The High Court has this week heard a judicial review challenge aimed at extending “Qualified One Way Cost Shifting” (QOCS) to cover Equality Act cases.
Law firm Deighton Pierce Glynn said QOCS worked very effectively for personal injury claims and introducing the regime to Equality Act cases “would allow disabled people, and others, to challenge discrimination more easily because it would reduce the financial risk and increase access to legal representation”.
The legal challenge, brought by disability campaigner Esther Leighton, was heard by Mr Justice Cavanagh on Tuesday (28 January) at the Royal Courts of Justice on the Strand. Judgment has been reserved.
DPG partner Louise Whitfield is acting for Ms Leighton on the case and instructed Karon Monaghan QC of Matrix Chambers.

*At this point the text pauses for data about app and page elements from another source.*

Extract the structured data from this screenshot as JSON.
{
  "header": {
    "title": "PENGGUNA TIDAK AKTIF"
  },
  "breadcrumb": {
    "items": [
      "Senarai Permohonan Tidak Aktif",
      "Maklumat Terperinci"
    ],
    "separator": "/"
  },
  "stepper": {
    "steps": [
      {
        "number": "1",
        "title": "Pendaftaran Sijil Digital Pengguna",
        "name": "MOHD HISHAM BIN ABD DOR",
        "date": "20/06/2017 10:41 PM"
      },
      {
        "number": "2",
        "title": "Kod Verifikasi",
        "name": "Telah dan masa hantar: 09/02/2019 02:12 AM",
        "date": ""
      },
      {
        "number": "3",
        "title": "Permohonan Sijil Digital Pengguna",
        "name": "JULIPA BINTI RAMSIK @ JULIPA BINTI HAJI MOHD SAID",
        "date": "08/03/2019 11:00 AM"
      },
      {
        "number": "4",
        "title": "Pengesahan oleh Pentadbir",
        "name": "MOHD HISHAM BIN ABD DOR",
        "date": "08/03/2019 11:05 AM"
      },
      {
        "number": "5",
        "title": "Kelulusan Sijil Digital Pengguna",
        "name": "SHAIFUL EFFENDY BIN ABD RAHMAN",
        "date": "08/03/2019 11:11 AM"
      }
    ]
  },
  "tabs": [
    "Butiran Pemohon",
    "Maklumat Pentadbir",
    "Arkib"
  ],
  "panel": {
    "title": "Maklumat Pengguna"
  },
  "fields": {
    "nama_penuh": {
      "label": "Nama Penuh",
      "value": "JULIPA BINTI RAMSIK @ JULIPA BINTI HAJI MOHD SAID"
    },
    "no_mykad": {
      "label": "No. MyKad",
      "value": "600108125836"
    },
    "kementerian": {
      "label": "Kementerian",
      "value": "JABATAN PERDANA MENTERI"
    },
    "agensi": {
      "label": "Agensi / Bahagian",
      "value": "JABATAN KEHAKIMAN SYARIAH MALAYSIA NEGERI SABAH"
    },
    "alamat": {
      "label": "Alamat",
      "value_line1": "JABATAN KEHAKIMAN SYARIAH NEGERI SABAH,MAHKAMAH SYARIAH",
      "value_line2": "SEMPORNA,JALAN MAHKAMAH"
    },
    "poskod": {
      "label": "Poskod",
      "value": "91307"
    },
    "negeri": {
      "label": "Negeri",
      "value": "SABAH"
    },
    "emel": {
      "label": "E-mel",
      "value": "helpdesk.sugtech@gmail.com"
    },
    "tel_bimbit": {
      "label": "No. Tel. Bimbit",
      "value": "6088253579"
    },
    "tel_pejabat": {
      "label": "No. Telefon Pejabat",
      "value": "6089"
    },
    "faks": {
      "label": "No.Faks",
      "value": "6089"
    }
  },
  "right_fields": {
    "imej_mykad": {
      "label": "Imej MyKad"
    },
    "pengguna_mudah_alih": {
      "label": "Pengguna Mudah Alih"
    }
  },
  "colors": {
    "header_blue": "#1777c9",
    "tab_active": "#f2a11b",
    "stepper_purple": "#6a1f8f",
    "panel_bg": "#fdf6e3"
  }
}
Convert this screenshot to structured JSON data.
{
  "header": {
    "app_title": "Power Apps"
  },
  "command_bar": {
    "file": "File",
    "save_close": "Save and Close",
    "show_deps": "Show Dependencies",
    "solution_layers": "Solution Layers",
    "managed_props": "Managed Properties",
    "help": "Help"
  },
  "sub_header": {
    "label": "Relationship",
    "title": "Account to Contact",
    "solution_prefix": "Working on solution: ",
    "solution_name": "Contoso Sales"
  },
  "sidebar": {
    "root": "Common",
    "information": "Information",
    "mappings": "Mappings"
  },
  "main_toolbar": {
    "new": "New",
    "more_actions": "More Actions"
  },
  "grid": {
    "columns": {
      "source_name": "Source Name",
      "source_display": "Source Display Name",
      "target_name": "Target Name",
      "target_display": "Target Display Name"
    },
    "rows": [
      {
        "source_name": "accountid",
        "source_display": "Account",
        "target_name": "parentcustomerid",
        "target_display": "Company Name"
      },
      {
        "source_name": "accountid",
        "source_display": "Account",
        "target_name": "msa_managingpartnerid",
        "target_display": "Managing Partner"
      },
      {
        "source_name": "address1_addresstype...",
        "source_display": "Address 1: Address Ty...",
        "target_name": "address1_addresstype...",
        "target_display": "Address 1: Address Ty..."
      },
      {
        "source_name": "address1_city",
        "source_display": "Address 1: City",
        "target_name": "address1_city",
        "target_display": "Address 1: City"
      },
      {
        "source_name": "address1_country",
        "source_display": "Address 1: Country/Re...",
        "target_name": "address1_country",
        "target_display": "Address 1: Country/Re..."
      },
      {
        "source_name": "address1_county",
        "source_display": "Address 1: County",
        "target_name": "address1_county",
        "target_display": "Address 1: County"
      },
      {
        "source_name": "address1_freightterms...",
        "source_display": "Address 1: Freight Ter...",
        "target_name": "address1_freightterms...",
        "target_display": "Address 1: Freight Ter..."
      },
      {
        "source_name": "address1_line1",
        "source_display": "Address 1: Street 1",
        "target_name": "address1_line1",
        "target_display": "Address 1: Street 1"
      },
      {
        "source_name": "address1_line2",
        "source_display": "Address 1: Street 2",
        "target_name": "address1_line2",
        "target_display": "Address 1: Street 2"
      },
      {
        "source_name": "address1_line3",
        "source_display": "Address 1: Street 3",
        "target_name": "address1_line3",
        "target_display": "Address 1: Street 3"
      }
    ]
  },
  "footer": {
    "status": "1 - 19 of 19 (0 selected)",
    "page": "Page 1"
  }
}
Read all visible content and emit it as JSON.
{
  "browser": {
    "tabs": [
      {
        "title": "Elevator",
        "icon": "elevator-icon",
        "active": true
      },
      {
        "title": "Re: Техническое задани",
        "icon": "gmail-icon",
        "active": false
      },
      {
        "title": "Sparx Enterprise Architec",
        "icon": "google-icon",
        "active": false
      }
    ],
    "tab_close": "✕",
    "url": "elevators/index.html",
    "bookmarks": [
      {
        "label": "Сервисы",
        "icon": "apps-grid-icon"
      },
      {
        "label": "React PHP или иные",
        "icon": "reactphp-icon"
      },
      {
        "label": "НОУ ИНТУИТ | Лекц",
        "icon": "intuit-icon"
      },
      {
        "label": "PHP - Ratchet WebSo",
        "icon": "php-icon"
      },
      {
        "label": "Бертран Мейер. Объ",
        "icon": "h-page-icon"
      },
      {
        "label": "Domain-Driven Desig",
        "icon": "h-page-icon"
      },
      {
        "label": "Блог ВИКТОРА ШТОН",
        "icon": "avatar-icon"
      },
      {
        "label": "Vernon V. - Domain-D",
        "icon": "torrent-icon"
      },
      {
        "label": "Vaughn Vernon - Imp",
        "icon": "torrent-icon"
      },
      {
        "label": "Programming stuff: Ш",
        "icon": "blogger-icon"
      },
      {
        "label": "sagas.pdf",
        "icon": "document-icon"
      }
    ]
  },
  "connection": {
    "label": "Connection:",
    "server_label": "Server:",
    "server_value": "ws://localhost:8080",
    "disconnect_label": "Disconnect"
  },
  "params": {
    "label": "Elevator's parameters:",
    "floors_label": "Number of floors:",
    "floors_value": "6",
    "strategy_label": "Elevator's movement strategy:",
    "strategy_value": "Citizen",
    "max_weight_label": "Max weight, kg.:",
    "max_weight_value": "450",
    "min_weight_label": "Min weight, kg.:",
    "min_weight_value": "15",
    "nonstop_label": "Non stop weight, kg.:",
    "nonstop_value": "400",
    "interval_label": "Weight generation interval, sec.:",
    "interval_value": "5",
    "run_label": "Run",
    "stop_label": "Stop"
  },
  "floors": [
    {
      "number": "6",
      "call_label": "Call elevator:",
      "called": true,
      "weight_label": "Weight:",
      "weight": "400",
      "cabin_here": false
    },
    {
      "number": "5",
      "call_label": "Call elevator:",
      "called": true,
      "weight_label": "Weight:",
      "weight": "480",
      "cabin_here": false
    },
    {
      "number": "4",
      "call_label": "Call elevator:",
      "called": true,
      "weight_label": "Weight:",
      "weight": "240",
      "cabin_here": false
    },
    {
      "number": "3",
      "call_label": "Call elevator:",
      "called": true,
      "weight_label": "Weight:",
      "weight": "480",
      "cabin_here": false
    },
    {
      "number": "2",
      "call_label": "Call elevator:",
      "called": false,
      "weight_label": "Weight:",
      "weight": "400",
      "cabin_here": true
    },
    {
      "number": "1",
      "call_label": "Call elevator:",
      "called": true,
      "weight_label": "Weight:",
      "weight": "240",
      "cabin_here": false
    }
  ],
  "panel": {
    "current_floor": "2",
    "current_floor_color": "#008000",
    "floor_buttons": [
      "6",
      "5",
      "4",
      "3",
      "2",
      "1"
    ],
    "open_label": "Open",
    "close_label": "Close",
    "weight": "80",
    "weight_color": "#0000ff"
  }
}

The Equality and Human Rights Commission is funding the judicial review “due to its strategic importance in ensuring access to justice for all people”, DPG said.
Ms Leighton, a powerchair user, said she first took legal action after traditional campaigning failed to address the single steps into shops which bar her and other disabled people from participating in everyday life, despite the solution often being an inexpensive removable ramp.
Her cases have resulted in many businesses – from local shops to national chains – starting to comply with the Equality Act, becoming accessible to wheelchair users for the first time.
In the majority of her cases, Ms Leighton has represented herself as the cost of instructing a lawyer was prohibitive. “However, when facing discrimination at the hands of large corporations, which are too complex or distressing for her to handle without representation, she faced serious financial risk. If a case is unsuccessful, paying the other side’s costs can run into thousands of pounds.”
Ms Leighton said: “I can’t pay after filling my car up at many garages because of the single steps they have into their shops, but because of the petrol company’s complex franchise model, it’s impossible for me to challenge it without risking being landed with a large bill. This loophole means discriminatory service providers don’t change their practices as they know they won’t be challenged, resulting in thousands of disabled people being unable to access basic services on a daily basis.”
She added: “I’d be delighted if this case improves disabled people’s access to justice. Ultimately, I wish the Equality Act was adequately enforced so I didn’t have to take cases, as the costs of doing so vastly exceeds any compensation awarded, but until then I will continue to challenge discrimination to achieve the shifts in society we so sorely need.”